--Faced with the challenges of youth living on edge of poverty, the government of Rwanda has stepped up and hosted the Transform Africa Summits. This series of summits seeks to advance technological innovation across Africa, through focusing on unlocking the innovation of youth in jobs and technology with the goal of improving their and their communities lives.
Building cities of the future provides opportunities for youth to use technologies and develop relevant innovations; to create their own jobs. The Youth Connect session, held during the Transform Africa Summit, brought together the President of Mali Ibrahim Boubacar Keita, Jean Philbert Nsengimana, Minister of Youth and ICT, Republic of Rwanda, and representatives of youth, the private sector and the United Nations. The goal of the session was to explore the opportunities on the frontiers of technology with regards to youth development.

In a message to the participants, President Paul Kagame of Rwanda said: “We need a new generation of problem solvers, who see further and work smarter.
Africa is not as prosperous as it should be because our cities are too small and disconnected. This situation is changing rapidly and Africa looks set to emerge as one of the planet’s great centres of growth, innovation, and opportunity in the generations ahead.

One of the focuses of the session became how the innovative potential of youth could be harnessed. The government of Rwanda has launched the YouthConnekt programme in response as a way to unlock Rwandan youths potential. YouthConnekt is a platform that aims at bringing youth in touch among themselves and between them and public, private, civil society and international organizations that work to promote youth's civic and socio-economic development. Since its launch in May 2013, more than 40,000 youth in Rwanda and abroad have participated in YouthConnekts Google Hangouts and other programmes.

Another initiative of the Gobernment of Rwanda and UN-Habitat is the One Stop Youth Reouces Centres based in Kimisigara, Rwanda. Through this Centre over 300,000 youth since its inception in 2011 have accessed a range of programmes and other services such as ICT training and health services.

It has been recognized that developing technological solutions for cities without as well advancing the technological knowledge and capacity of the citizenry does not bring about sustainable change. UN-Habitat believes that creating “smart citizens” in parallel to the creation of smart cities is the first step in developing sustainable and inclusive cities.

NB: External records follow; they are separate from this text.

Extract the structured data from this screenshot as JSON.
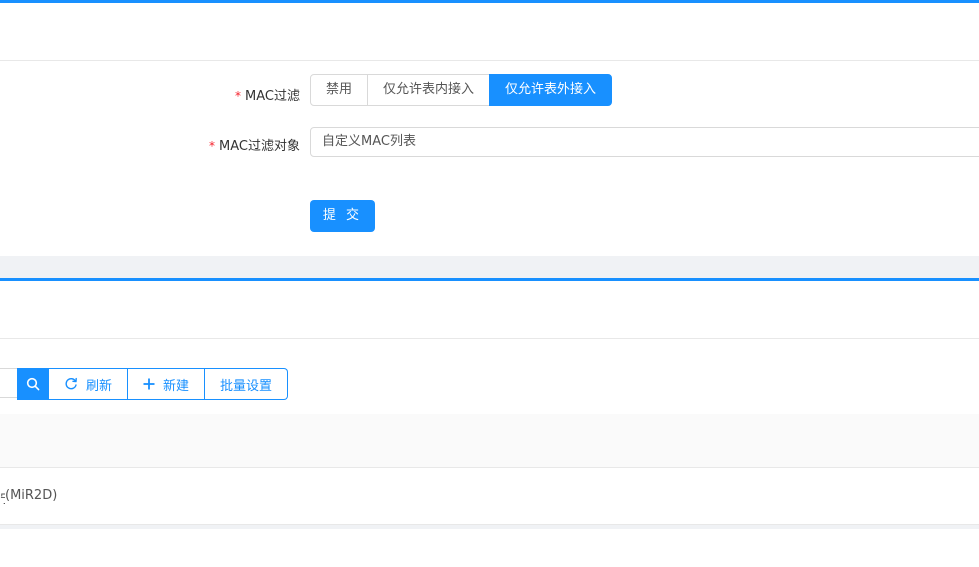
{
  "form": {
    "mac_filter": {
      "label": "MAC过滤",
      "required_mark": "*",
      "options": [
        "禁用",
        "仅允许表内接入",
        "仅允许表外接入"
      ],
      "selected": "仅允许表外接入"
    },
    "mac_filter_target": {
      "label": "MAC过滤对象",
      "required_mark": "*",
      "value": "自定义MAC列表"
    },
    "submit_label": "提 交"
  },
  "toolbar": {
    "search_icon": "search-icon",
    "refresh_label": "刷新",
    "add_label": "新建",
    "batch_label": "批量设置"
  },
  "table": {
    "rows": [
      {
        "name_partial": "(MiR2D)"
      }
    ]
  },
  "colors": {
    "primary": "#1890ff",
    "required": "#f5222d",
    "page_bg": "#f0f2f5"
  }
}
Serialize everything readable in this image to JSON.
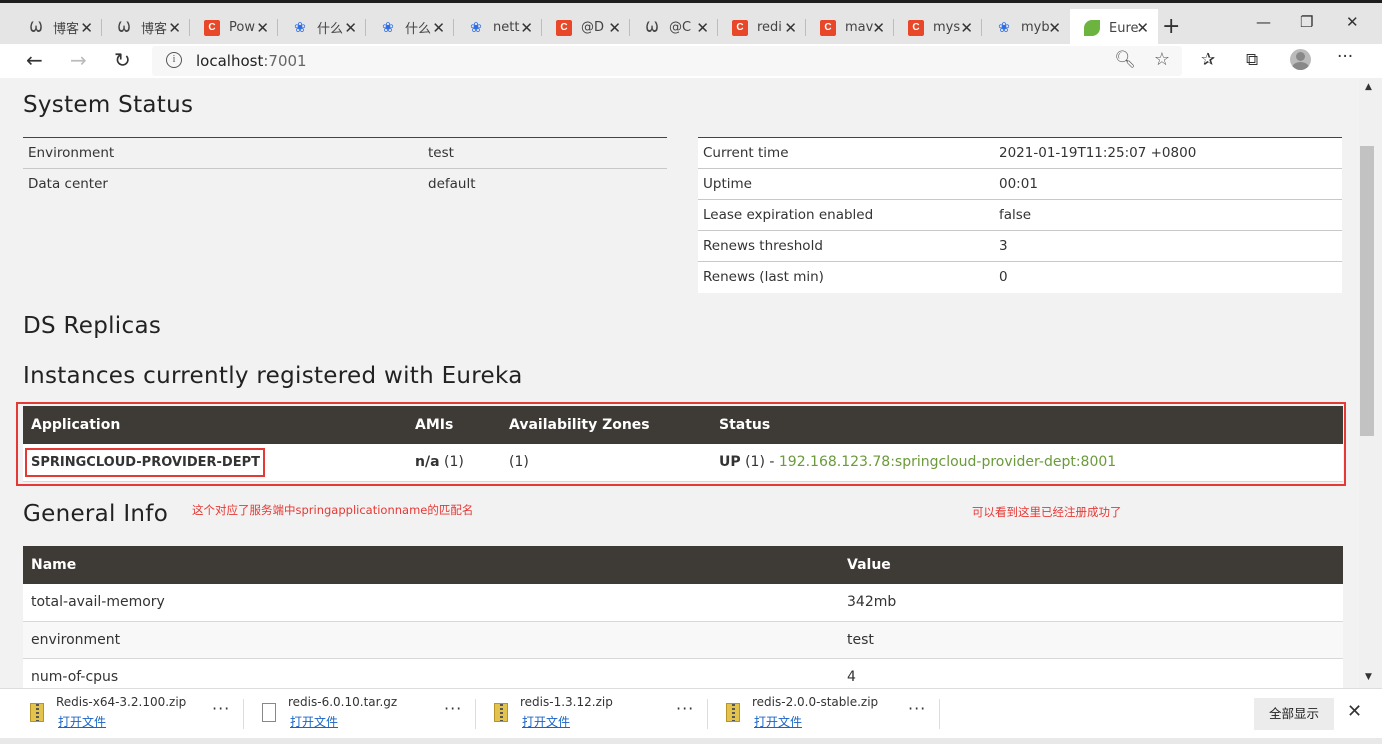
{
  "browser": {
    "tabs": [
      {
        "label": "博客",
        "icon": "w"
      },
      {
        "label": "博客",
        "icon": "w"
      },
      {
        "label": "Pow",
        "icon": "c"
      },
      {
        "label": "什么",
        "icon": "paw"
      },
      {
        "label": "什么",
        "icon": "paw"
      },
      {
        "label": "nett",
        "icon": "paw"
      },
      {
        "label": "@D",
        "icon": "c"
      },
      {
        "label": "@C",
        "icon": "w"
      },
      {
        "label": "redi",
        "icon": "c"
      },
      {
        "label": "mav",
        "icon": "c"
      },
      {
        "label": "mys",
        "icon": "c"
      },
      {
        "label": "myb",
        "icon": "paw"
      },
      {
        "label": "Eure",
        "icon": "spring"
      }
    ],
    "url_host": "localhost",
    "url_port": ":7001"
  },
  "system_status": {
    "title": "System Status",
    "left": [
      {
        "key": "Environment",
        "value": "test"
      },
      {
        "key": "Data center",
        "value": "default"
      }
    ],
    "right": [
      {
        "key": "Current time",
        "value": "2021-01-19T11:25:07 +0800"
      },
      {
        "key": "Uptime",
        "value": "00:01"
      },
      {
        "key": "Lease expiration enabled",
        "value": "false"
      },
      {
        "key": "Renews threshold",
        "value": "3"
      },
      {
        "key": "Renews (last min)",
        "value": "0"
      }
    ]
  },
  "ds_replicas": {
    "title": "DS Replicas"
  },
  "instances": {
    "title": "Instances currently registered with Eureka",
    "headers": [
      "Application",
      "AMIs",
      "Availability Zones",
      "Status"
    ],
    "row": {
      "application": "SPRINGCLOUD-PROVIDER-DEPT",
      "amis_bold": "n/a",
      "amis_count": " (1)",
      "zones": "(1)",
      "status_bold": "UP",
      "status_count": " (1) - ",
      "status_link": "192.168.123.78:springcloud-provider-dept:8001"
    }
  },
  "annotations": {
    "left": "这个对应了服务端中springapplicationname的匹配名",
    "right": "可以看到这里已经注册成功了"
  },
  "general_info": {
    "title": "General Info",
    "headers": [
      "Name",
      "Value"
    ],
    "rows": [
      {
        "name": "total-avail-memory",
        "value": "342mb"
      },
      {
        "name": "environment",
        "value": "test"
      },
      {
        "name": "num-of-cpus",
        "value": "4"
      }
    ]
  },
  "downloads": {
    "items": [
      {
        "name": "Redis-x64-3.2.100.zip",
        "action": "打开文件",
        "type": "zip"
      },
      {
        "name": "redis-6.0.10.tar.gz",
        "action": "打开文件",
        "type": "doc"
      },
      {
        "name": "redis-1.3.12.zip",
        "action": "打开文件",
        "type": "zip"
      },
      {
        "name": "redis-2.0.0-stable.zip",
        "action": "打开文件",
        "type": "zip"
      }
    ],
    "show_all": "全部显示"
  }
}
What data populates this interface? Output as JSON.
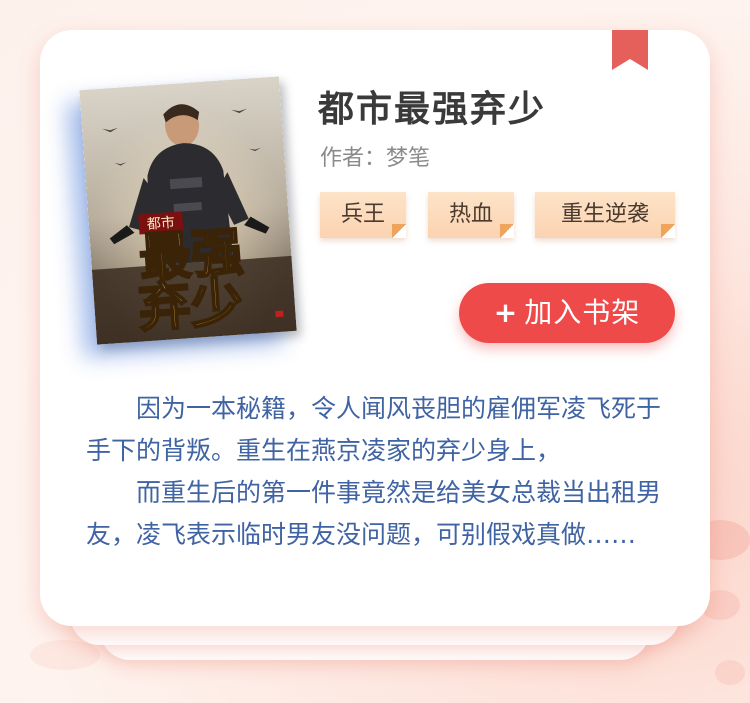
{
  "book": {
    "title": "都市最强弃少",
    "author_label": "作者：",
    "author": "梦笔",
    "tags": [
      "兵王",
      "热血",
      "重生逆袭"
    ],
    "add_button_icon": "+",
    "add_button_label": "加入书架",
    "description_paragraphs": [
      "因为一本秘籍，令人闻风丧胆的雇佣军凌飞死于手下的背叛。重生在燕京凌家的弃少身上，",
      "而重生后的第一件事竟然是给美女总裁当出租男友，凌飞表示临时男友没问题，可别假戏真做……"
    ]
  },
  "cover": {
    "badge_text": "都市",
    "title_line1": "最强",
    "title_line2": "弃少"
  },
  "colors": {
    "accent_red": "#ee4a4a",
    "tag_bg": "#fbd3b0",
    "description_blue": "#3f63a3",
    "bookmark_red": "#e5605a"
  },
  "icons": {
    "bookmark": "bookmark-ribbon-icon",
    "add": "plus-icon"
  }
}
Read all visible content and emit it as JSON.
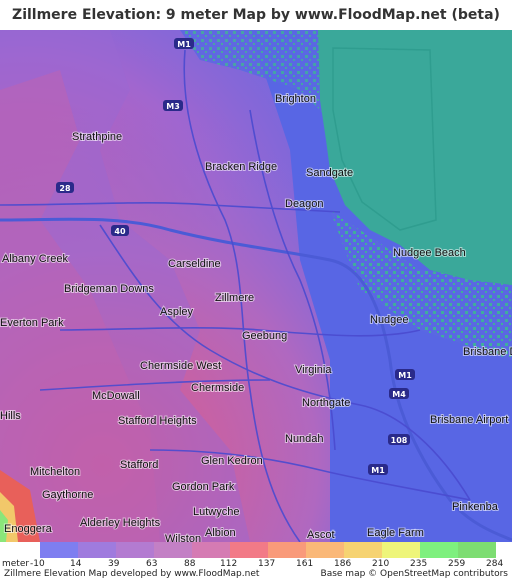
{
  "title": "Zillmere Elevation: 9 meter Map by www.FloodMap.net (beta)",
  "map": {
    "place_labels": [
      {
        "text": "Brighton"
      },
      {
        "text": "Strathpine"
      },
      {
        "text": "Bracken Ridge"
      },
      {
        "text": "Sandgate"
      },
      {
        "text": "Deagon"
      },
      {
        "text": "Albany Creek"
      },
      {
        "text": "Carseldine"
      },
      {
        "text": "Nudgee Beach"
      },
      {
        "text": "Bridgeman Downs"
      },
      {
        "text": "Zillmere"
      },
      {
        "text": "Aspley"
      },
      {
        "text": "Nudgee"
      },
      {
        "text": "Geebung"
      },
      {
        "text": "Chermside West"
      },
      {
        "text": "Virginia"
      },
      {
        "text": "Chermside"
      },
      {
        "text": "McDowall"
      },
      {
        "text": "Northgate"
      },
      {
        "text": "Stafford Heights"
      },
      {
        "text": "Nundah"
      },
      {
        "text": "Glen Kedron"
      },
      {
        "text": "Stafford"
      },
      {
        "text": "Mitchelton"
      },
      {
        "text": "Gordon Park"
      },
      {
        "text": "Gaythorne"
      },
      {
        "text": "Lutwyche"
      },
      {
        "text": "Alderley Heights"
      },
      {
        "text": "Albion"
      },
      {
        "text": "Ascot"
      },
      {
        "text": "Eagle Farm"
      },
      {
        "text": "Pinkenba"
      },
      {
        "text": "Enoggera"
      },
      {
        "text": "Brisbane Domestic Airport"
      },
      {
        "text": "Brisbane Airport"
      },
      {
        "text": "Wilston"
      },
      {
        "text": "Everton Park"
      },
      {
        "text": "Hills"
      }
    ],
    "road_shields": [
      "M1",
      "M3",
      "28",
      "40",
      "M1",
      "M4",
      "108",
      "M1"
    ],
    "colors": {
      "sea": "#3aa89a",
      "low": "#5d67e0",
      "mid": "#8a6ad8",
      "high": "#c068b0",
      "peak": "#e05a80"
    }
  },
  "legend": {
    "unit": "meter",
    "ticks": [
      "-10",
      "14",
      "39",
      "63",
      "88",
      "112",
      "137",
      "161",
      "186",
      "210",
      "235",
      "259",
      "284"
    ],
    "colors": [
      "#72d2c9",
      "#7e7ef0",
      "#9f7bde",
      "#b37bd1",
      "#c380c5",
      "#d57bb3",
      "#f27a87",
      "#f99a7a",
      "#fab878",
      "#f6d372",
      "#eef57a",
      "#7ef07e",
      "#7ddd72"
    ]
  },
  "footer": {
    "left": "Zillmere Elevation Map developed by www.FloodMap.net",
    "right": "Base map © OpenStreetMap contributors"
  }
}
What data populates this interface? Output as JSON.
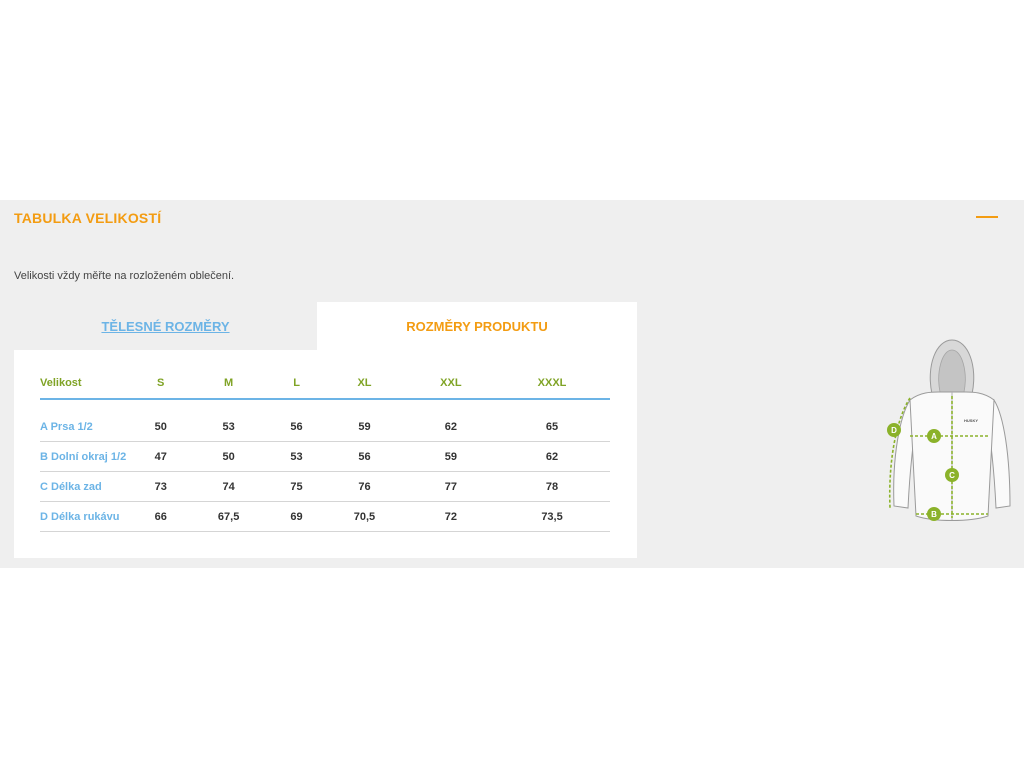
{
  "section": {
    "title": "TABULKA VELIKOSTÍ",
    "hint": "Velikosti vždy měřte na rozloženém oblečení."
  },
  "tabs": [
    {
      "label": "TĚLESNÉ ROZMĚRY",
      "active": false
    },
    {
      "label": "ROZMĚRY PRODUKTU",
      "active": true
    }
  ],
  "table": {
    "headers": [
      "Velikost",
      "S",
      "M",
      "L",
      "XL",
      "XXL",
      "XXXL"
    ],
    "rows": [
      {
        "label": "A Prsa 1/2",
        "values": [
          "50",
          "53",
          "56",
          "59",
          "62",
          "65"
        ]
      },
      {
        "label": "B Dolní okraj 1/2",
        "values": [
          "47",
          "50",
          "53",
          "56",
          "59",
          "62"
        ]
      },
      {
        "label": "C Délka zad",
        "values": [
          "73",
          "74",
          "75",
          "76",
          "77",
          "78"
        ]
      },
      {
        "label": "D Délka rukávu",
        "values": [
          "66",
          "67,5",
          "69",
          "70,5",
          "72",
          "73,5"
        ]
      }
    ]
  },
  "illustration": {
    "markers": [
      "A",
      "B",
      "C",
      "D"
    ],
    "brand": "HUSKY"
  },
  "colors": {
    "accent_orange": "#f39c12",
    "label_blue": "#6cb4e6",
    "header_green": "#7fa325",
    "marker_green": "#8bb22a"
  }
}
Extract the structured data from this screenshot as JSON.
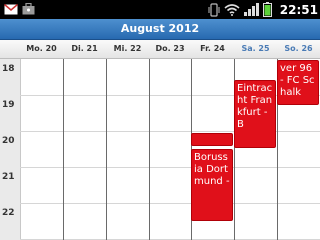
{
  "status_bar": {
    "time": "22:51",
    "left_icons": [
      "gmail-icon",
      "briefcase-icon"
    ],
    "right_icons": [
      "vibrate-icon",
      "wifi-icon",
      "signal-icon",
      "battery-icon"
    ]
  },
  "calendar": {
    "month_title": "August 2012",
    "days": [
      {
        "label": "Mo. 20",
        "weekend": false
      },
      {
        "label": "Di. 21",
        "weekend": false
      },
      {
        "label": "Mi. 22",
        "weekend": false
      },
      {
        "label": "Do. 23",
        "weekend": false
      },
      {
        "label": "Fr. 24",
        "weekend": false
      },
      {
        "label": "Sa. 25",
        "weekend": true
      },
      {
        "label": "So. 26",
        "weekend": true
      }
    ],
    "hours": [
      "18",
      "19",
      "20",
      "21",
      "22"
    ],
    "events": [
      {
        "day": "Fr. 24",
        "title": "",
        "start": "20:00",
        "end": "20:20"
      },
      {
        "day": "Fr. 24",
        "title": "Borussia Dortmund -",
        "start": "20:30",
        "end": "22:40"
      },
      {
        "day": "Sa. 25",
        "title": "Eintracht Frankfurt - B",
        "start": "18:30",
        "end": "20:10"
      },
      {
        "day": "So. 26",
        "title": "ver 96 - FC Schalk",
        "start": "18:00",
        "end": "19:15"
      }
    ]
  },
  "colors": {
    "event": "#e0101a",
    "header": "#2f73b8",
    "weekend_label": "#4a7bb5"
  }
}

The high rate of youth unemployment is a major challenge for Africa. Despite the strong growth performance of Africa economies, the continent has been unable to create sufficient jobs in both the formal and informal sector for youth. Nine out of ten working youth in sub-Saharan Africa are poor or near poor, and yet the working-age urban population now supports more family members than comparative populations elsewhere. It is estimated that 800 million youth live on less than US $2 a day and only about 4.2 million have access to financial services. It is projected that globally 470 million more jobs are needed now globally for new entrants to the labor market between 2016 and 2030.